To make it more impressive as a great quote, it was a kicker, the end of a story, the last line of a journalism piece I don't know if they call it a "kicker" in other writing forms, novels, screenplays. If so, then "Nobody's perfect" was the kicker of "Some Like It Hot".
So the kicker quote comes from Fallujah, the defiant city of Iraq's Anbar Province. Nearly a decade ago Fallujah became the symbolic front line of the Iraqi insurgency when on March 31, 2004 four American security contractors from Blackwater were killed there, their corpses burnt and two of the bodies hung across the Euphrates River for the world to gasp.

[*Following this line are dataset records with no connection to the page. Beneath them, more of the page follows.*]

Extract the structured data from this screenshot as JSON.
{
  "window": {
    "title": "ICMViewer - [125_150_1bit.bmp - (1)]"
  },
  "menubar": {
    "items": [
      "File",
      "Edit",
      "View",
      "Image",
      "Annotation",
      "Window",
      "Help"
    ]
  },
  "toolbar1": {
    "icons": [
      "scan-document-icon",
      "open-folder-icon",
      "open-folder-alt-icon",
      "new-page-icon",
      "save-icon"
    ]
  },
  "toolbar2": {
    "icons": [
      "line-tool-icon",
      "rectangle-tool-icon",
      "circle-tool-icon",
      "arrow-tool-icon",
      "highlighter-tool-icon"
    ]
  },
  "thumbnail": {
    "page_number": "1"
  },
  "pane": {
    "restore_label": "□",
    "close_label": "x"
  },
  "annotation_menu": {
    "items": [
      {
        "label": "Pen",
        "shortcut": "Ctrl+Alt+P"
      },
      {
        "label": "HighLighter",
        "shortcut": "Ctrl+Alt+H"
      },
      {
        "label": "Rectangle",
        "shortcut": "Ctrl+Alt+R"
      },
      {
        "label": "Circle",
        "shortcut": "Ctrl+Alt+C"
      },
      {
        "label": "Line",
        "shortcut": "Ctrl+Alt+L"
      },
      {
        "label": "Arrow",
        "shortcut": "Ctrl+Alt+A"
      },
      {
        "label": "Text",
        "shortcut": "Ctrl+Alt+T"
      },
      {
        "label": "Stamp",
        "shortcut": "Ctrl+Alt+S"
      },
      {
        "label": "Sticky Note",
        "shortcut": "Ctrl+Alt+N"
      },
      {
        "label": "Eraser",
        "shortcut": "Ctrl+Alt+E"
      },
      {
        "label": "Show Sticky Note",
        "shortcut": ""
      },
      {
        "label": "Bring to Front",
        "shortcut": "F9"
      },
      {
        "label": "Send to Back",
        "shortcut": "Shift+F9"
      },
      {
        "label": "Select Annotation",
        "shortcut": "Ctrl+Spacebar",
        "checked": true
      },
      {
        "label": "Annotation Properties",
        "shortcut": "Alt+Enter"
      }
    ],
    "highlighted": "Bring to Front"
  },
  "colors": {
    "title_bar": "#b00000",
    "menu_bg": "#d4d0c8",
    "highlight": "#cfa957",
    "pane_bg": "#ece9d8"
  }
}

Two intense battles later, the U.S. Marines took over the city in November, 2004 and the Iraqi government had it under relative control for nearly a decade. Then, the first week of 2014, it was announced that Fallujah was no longer in control of the Iraqi government but split between militant factions; including the Islamic State of Iraq and Levant (ISIL) and militias of Sunni tribes
The Jan. 5. Times article has the bylines of Yasir Ghazi (from Baghdad) and Tim Arango ( from Istanbul). But, an unnamed NYT correspondent "reporting from Anbar Province" had to get the quote of the year.
Here's the two last paragraphs of the story :
"A heavy firefight also erupted on the main highway linking Baghdad and Anbar, with fighters taking three tanks and other military vehicles, according to police.
"The fighters, though, apparently did not know how to use the tanks, and got out a call over a mosque's loudspeaker. "If anybody knows how to drive a tank. please come to the mosque."